Stated Purpose:

Clarifies and strengthens how TMDLs are established so they can more effectively contribute to improving the nation’s water quality.

Summary of RSP Comment:

EPA's proposed changes to regulating states' establishment of Total Maximum Daily Loads (TMDLs) for managing water quality reflects a welcome shift from federally-mandated technology-based controls to controls based on the characteristics of individual watersheds. However, EPA's prescriptive, procedural rule is likely to undermine the benefits of a watershed approach.

Centralizing decision making with EPA for hundreds of thousands of river segments, lakes, and coastal zone regions complicates and delays decision making about matters that are inherently local. Under this proposal, EPA would obtain nearly unlimited authority to overrule state decisions, and impose any standard it chooses on any body of water under any circumstance. The costs to states, just to develop TMDL plans under the new rules, could reach into the billions.

River basins, watersheds, and coastal regions are natural units for managing water quality. EPA's approach must allow for and encourage the recognition of alternate geographic governance units that minimize the environmental cost of achieving improvements in water quality.

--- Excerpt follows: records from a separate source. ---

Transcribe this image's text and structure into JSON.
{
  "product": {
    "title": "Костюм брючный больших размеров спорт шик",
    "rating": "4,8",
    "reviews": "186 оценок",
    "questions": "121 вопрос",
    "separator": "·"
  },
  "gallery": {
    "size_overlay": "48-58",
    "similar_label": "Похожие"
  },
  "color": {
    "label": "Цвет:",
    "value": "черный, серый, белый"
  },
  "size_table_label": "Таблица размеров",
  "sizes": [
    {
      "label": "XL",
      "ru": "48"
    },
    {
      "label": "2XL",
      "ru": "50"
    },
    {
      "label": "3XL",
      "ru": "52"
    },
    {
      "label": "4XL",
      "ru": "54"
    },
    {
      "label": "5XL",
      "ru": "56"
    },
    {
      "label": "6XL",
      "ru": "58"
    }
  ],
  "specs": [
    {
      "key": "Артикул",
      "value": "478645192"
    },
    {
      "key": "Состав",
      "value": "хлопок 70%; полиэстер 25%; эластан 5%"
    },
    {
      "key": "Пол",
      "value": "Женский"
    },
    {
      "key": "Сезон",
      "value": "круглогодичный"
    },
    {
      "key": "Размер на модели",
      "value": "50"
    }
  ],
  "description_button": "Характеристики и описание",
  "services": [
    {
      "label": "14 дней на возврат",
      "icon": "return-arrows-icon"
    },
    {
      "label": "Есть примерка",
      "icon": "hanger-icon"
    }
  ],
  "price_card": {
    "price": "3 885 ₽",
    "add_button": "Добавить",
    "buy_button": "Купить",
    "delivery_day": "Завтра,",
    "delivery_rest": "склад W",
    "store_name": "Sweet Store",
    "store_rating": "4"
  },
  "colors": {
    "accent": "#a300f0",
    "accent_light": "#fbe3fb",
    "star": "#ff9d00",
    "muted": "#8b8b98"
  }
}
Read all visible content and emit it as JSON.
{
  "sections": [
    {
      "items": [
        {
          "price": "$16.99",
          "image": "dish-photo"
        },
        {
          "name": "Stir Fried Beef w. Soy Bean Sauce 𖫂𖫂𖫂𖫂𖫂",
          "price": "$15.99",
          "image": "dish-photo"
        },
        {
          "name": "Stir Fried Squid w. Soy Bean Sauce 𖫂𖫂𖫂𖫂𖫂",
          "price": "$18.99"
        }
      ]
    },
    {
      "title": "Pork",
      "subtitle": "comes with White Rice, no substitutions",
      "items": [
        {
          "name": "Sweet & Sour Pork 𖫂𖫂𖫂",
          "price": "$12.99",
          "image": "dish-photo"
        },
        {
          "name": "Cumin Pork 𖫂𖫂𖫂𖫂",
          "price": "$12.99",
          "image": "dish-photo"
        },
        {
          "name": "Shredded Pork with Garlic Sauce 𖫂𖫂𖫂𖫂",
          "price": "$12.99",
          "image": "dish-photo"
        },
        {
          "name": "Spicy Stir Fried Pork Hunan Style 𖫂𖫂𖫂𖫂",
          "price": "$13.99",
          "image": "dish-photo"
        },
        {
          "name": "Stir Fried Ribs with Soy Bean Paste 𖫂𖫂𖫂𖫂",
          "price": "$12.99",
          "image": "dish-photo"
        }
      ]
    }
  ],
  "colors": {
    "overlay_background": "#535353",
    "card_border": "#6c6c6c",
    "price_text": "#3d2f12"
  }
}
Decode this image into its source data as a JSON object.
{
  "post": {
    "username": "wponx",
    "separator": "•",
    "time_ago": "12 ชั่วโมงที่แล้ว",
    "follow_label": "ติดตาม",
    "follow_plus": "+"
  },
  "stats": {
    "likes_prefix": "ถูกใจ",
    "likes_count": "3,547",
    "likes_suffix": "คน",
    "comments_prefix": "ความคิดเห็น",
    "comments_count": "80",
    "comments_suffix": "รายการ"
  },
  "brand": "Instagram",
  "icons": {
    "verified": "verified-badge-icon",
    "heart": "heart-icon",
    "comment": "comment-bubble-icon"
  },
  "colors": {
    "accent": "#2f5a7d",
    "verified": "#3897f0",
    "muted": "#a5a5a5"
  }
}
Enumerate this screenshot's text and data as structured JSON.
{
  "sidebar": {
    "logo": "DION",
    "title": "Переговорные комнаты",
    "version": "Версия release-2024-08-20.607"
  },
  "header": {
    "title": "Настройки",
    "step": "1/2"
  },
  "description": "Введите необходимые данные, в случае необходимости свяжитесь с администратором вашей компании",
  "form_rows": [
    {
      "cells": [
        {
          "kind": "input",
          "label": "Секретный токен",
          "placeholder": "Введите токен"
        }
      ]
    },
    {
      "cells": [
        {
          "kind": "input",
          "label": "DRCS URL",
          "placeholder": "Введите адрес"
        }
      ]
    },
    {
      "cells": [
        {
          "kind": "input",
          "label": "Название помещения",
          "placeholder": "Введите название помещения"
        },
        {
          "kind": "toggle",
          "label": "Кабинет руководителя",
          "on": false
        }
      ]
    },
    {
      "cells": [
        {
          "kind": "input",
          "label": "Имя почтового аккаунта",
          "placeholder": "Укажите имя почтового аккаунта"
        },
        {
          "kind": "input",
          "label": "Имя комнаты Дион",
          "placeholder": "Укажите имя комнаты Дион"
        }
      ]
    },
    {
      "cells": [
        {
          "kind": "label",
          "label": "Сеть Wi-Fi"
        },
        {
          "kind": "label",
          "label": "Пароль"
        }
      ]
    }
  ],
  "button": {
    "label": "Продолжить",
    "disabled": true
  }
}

A water quality management system based on the rule of law and protection of environmental rights can be devised so that the goals of TMDL can be achieved. The system must include accountability and responsibility for actions that affect environmental quality. The system must allow for flexibility in the development of regulatory institutions and processes so that regional differences in benefits and costs can be taken into account, and innovative local solutions can be implemented to bring about real improvements in water quality.